The Best Companies offer their employees benefits packages that can include not only health insurance but also tuition reimbursement and retirement plans, as well as other service discounts. All told, 41 percent of hourly employees at the Best Companies participate in family health insurance programs (and 61 percent in personal health insurance programs). On average, hourly employees at the Best Companies must work a minimum of 21 hours per week to be eligible.

Rose Kangethe, 40, a human resources generalist at the BWI Airport Marriott Hotel, taps Marriott International’s tuition reimbursement every year, having earned her bachelor’s degree and delved deep into a master’s degree during her 16 years with the company. “There were nights I had to do my homework and Lizzy was sitting right on my foot,” says the mom of Joy, 9, Cyrus, 7, and Elizabeth, 4. “But then I was still able to wake up the next morning and look forward to going to work.”

Rose, who started as a food runner in a Marriott restaurant, also uses her discounts on Marriott hotels and vacation packages, such as a Hawaiian vacation this year, and has set aside funds through the health savings account to fix her teeth. Plus, her youngest daughter goes to a day care that offers Marriott employees a 20 percent discount.

Moving Up

Tellingly, the Best Companies aim to create a culture of advancement. Among the 2013 class of winning companies, all offer job skills training for nonexempt employees, while seven have formal advancement programs meant to identify future leaders among the hourly workforce. Half have formal compensation programs that reward managers who help hourly employees advance. Also notable: Among all employees promoted from hourly to salaried positions last year at the Best companies, 47 percent were women.

Setoria Key, 36, who started at Sodexo as a human resources administrative assistant eight years ago, is one of those women who have risen through the ranks. Initially, “I called myself the phone girl,” says the single mom, who worked on-site at Sodexo’s operation running the University of Maryland–Baltimore county dining services. But through Sodexo’s action learning program, which allows employees to use work experience for coursework and take classes online at odd hours, Setoria earned a bachelor’s degree while working and raising her daughter, now 14.

Now Setoria is a senior program specialist in the talent acquisition group. “As soon as I got my degree,
I was able to apply for other positions so I could get higher pay and further my career with Sodexo,” she says.
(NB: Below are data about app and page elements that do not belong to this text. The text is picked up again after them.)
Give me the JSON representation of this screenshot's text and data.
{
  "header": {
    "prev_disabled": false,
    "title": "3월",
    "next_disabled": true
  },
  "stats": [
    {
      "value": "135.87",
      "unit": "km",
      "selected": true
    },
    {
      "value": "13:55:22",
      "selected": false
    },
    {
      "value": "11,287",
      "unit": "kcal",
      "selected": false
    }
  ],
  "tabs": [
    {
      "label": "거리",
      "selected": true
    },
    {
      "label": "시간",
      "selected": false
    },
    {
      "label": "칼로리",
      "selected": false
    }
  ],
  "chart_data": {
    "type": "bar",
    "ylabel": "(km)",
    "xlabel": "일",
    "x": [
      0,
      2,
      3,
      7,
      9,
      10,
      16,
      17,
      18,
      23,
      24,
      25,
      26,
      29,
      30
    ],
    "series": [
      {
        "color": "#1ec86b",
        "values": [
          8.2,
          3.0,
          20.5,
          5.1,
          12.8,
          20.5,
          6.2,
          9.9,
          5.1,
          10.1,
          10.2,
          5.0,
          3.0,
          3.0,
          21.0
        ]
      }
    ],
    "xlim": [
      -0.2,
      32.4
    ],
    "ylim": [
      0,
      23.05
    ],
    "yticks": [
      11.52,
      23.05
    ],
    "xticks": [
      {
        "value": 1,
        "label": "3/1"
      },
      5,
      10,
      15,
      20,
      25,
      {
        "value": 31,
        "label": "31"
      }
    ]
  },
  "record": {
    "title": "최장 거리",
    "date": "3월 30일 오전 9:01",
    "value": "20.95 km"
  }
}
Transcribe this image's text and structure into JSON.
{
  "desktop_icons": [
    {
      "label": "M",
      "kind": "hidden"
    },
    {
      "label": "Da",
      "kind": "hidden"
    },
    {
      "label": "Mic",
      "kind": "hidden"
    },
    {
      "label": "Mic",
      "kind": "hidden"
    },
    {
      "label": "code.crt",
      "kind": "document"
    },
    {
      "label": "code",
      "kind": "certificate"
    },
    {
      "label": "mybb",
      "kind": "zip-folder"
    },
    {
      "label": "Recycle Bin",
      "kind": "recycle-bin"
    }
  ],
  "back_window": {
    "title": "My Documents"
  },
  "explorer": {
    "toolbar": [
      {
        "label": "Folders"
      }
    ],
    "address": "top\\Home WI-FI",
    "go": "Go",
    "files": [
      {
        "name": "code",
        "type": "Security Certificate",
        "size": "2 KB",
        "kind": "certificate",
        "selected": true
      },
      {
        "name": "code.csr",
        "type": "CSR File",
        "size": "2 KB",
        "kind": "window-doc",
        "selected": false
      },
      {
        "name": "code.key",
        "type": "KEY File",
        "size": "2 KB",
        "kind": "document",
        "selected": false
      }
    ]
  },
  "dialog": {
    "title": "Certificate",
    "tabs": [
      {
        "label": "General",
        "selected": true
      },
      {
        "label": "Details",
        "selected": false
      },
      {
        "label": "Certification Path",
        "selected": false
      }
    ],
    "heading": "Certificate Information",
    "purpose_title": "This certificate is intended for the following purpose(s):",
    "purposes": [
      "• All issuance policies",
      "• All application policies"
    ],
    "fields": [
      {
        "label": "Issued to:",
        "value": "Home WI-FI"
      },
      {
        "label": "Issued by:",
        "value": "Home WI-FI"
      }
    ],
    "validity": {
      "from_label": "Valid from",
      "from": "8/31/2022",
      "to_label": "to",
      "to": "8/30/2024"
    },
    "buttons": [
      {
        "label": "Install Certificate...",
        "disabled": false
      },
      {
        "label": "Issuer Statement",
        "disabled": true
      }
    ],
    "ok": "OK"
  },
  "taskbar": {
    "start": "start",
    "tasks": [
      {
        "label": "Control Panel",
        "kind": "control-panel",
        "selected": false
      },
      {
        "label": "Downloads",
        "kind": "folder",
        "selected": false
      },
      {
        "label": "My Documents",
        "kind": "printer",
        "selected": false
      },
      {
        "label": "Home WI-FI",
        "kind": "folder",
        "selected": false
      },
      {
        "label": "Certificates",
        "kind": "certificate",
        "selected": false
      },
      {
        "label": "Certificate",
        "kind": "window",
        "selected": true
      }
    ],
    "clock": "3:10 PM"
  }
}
Inspired, she wrote to Sodexo’s vice president of diversity to request even more opportunities for all hourly employees to gain more competencies and skills so they could advance. Within a few months, the company launched a professional development program offering networking, learning and mentorship. “I’ve never experienced that with any other company I’ve ever worked for,” says Setoria. At Sodexo, “even in a huge organization, they pay attention, listen and care about the little people.”

The company says that focusing on workers is vital: “Sodexo’s employees represent our greatest sustainable resource,” says Rohini Anand, senior vice president and global chief diversity officer. “Supporting internal mobility and enabling employees to exercise options such as flexible work schedules increases productivity, creativity and commitment to the operation.”

DeAna Jimenez hopes to work for just that kind of employer in the future. “One day,” she says, “my goal is to be able to make enough money so that I can give back, so I can have an extra $200 to say to some family, ‘Here’s $200 so you can have Christmas.’”